Waiting for Super Teachers

 Waiting for Super Teachers

Story tools

A A AResize

Print

 
The educational documentary “Waiting for ‘Superman’” that focuses on the sad state of K-12 education in America generated strong reaction among my students in the community college where I teach.

Jeff is one of them. He’s appalled by the statistics. In 1971, the government spent $4,300 on each child’s education. In 2009, it increased to $9,500; yet there has been no improvement in test scores or performances. Less than 40% of all eighth-graders in the U.S. are proficient in math and reading. Of the 60,000 students in Roosevelt High School in Los Angeles, 40,000 dropped out. The cost of bad teachers in New York is $100 million per year and yet, only 1 in 2,500 teachers ever lose their teaching credential!

One of the main problems is the teachers unions and union contracts. There seems to be no accountability for teachers who perform poorly. Another is the practice of tenure. Teachers don't have to do anything to obtain it; they get it automatically after two years and then they stop trying. One solution is charter schools, because they receive public funds but are privately owned and not subject to union compliance. The movie showed five kids with parents who care and are involved in their lives and schools. As a former teacher for a year, Jeff believes that teachers are not all to blame, that the parents are also often at fault.

The theory that students are the reason for poor performance in schools is no longer valid. “Waiting for Superman” shows that it is often the teachers and people in power who are the main hindrance to children’s learning.


For Kevin, it was a shock to learn that schools in America are getting worse. While watching the film, Kevin was able to compare the situation with his own school experience. He remembers high school as being boring. He hated the teachers who didn’t know how to teach. He had one who was terrible at teaching math but because she had taught for five years she had tenure to continue teaching, although she was wrecking the lives of her students. He doesn't remember any subject from high school because he doesn't remember learning anything.

When the California Standardized Testing came along, Kevin remembers many of his classmates blindly filling in the bubbles in the multiple-choice questions because they didn’t know the answers. He feels that high school is a waste of time. Now, he is trying to learn the same thing in college as in high school. A lot of people he knows are stuck in remedial math or English.

“Superman” confirms this: 50% of college students must take remedial classes. Kevin agrees with the film that a solution to the education crisis is to get rid of tenure. This will purge teachers who are not qualified to teach. Many new teachers are being laid off, who are brighter and smarter but are being fired simply because they have no teaching experience. He strongly feels that great teachers should be paid more than mediocre and bad teachers. He hopes that more students will watch the film. “Going to school will give us a career but how will we reach that goal if we cannot learn to our full potential?”

“Superman” brought clarity to questions Julien had about the American educational system. She had always been disturbed by the lack of respect for education in America.
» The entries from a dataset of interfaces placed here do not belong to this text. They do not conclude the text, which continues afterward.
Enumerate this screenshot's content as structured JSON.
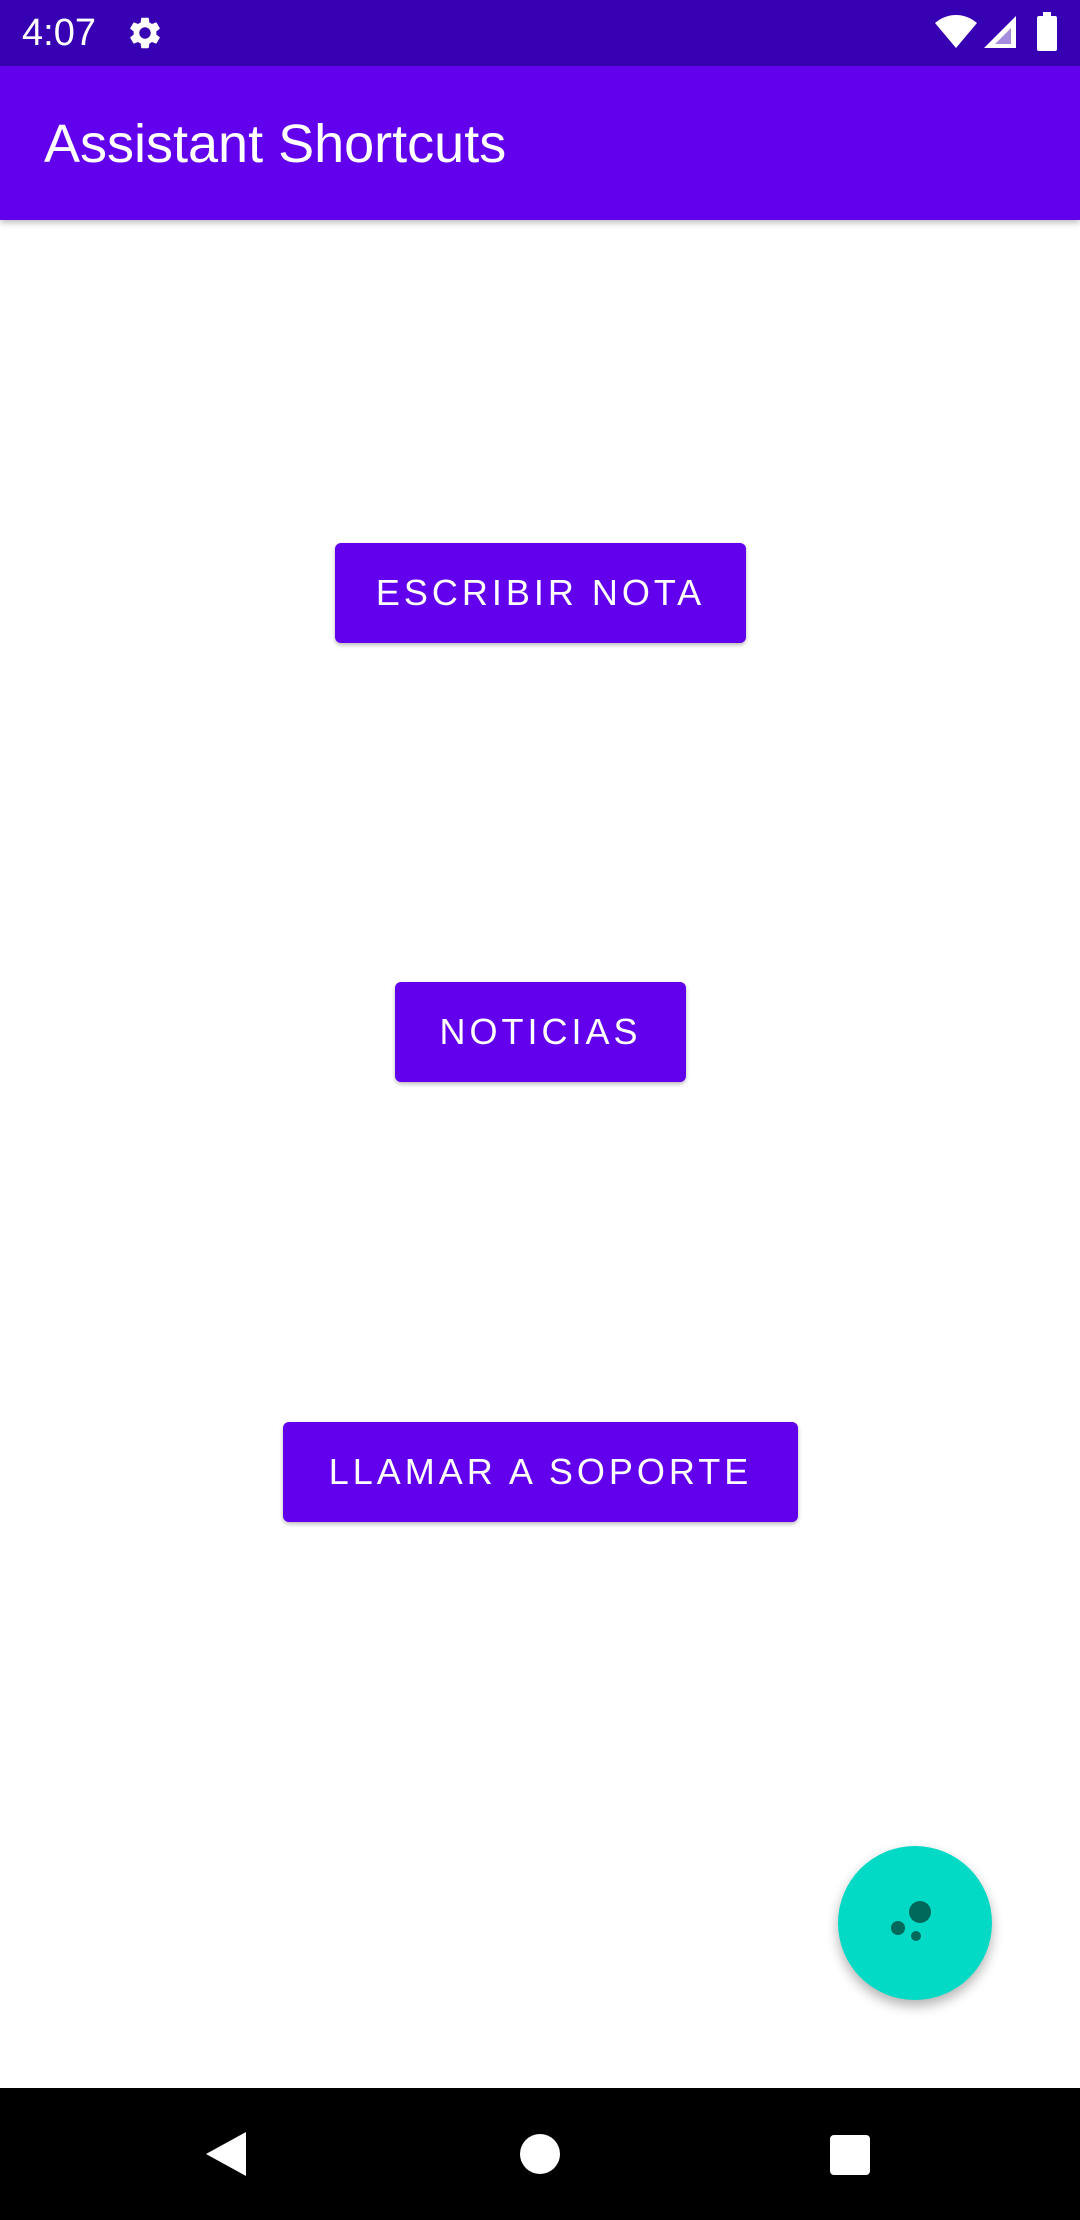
{
  "status_bar": {
    "time": "4:07",
    "icons": [
      "gear-icon",
      "wifi-icon",
      "signal-icon",
      "battery-icon"
    ],
    "background": "#3700b3"
  },
  "app_bar": {
    "title": "Assistant Shortcuts",
    "background": "#6200ee"
  },
  "buttons": [
    {
      "label": "ESCRIBIR NOTA"
    },
    {
      "label": "NOTICIAS"
    },
    {
      "label": "LLAMAR A SOPORTE"
    }
  ],
  "fab": {
    "icon": "assistant-dots-icon",
    "color": "#03dac5"
  },
  "nav_bar": {
    "icons": [
      "back-icon",
      "home-icon",
      "recents-icon"
    ]
  },
  "colors": {
    "primary": "#6200ee",
    "primary_dark": "#3700b3",
    "accent": "#03dac5"
  }
}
Coming from a third world country, she could never understand why minority groups didn’t figure out that education was the answer to most of their problems in America.

Julien comes from a French-speaking Caribbean island and took many years to master the English language. She always believed that learning English was what she needed to do to assimilate. But the film spoke powerfully to her about educational inequality in America. Although she believes in unions to protect the rights of ordinary citizens in a capitalistic society, she has found to her dismay that unions have a tendency to turn mafia-like in America. She wished that she took her 16-year-old daughter to the movie.

Anna wanted to cry after seeing the movie. At the same time, she also felt angry. She is fired up to do something to improve America’s K-12 public schools. She had always thought it was the urban poor and minorities who were left behind. But now she knows that thousands of “dropout factories” are all over America, including in affluent areas.

Anna believes that if the U.S. had a better-educated work force, there would be less crime. “Then we could put the money we use to build jails into our broken school system.” She also agrees that the tenure system should be abolished. While originally it was meant to protect the rights of teachers, it now allows uncaring and incompetent teachers to continue earning at the expense of the students.

Delanie left the movie crying. She has seen first-hand what terrible teachers and a corrupt public school system can do to a young student. From kindergarten to second grade, her brother suffered incompetent teachers who held him back, just like Francisco in the movie.

Delanie finds it unbelievable how much money the state and the federal government spend on prisoners relative to students. The whole public school system needs to be restructured, she says. She feels very fortunate to have had great teachers during her developmental years in elementary school. “Otherwise, I don't think I'd be in college.”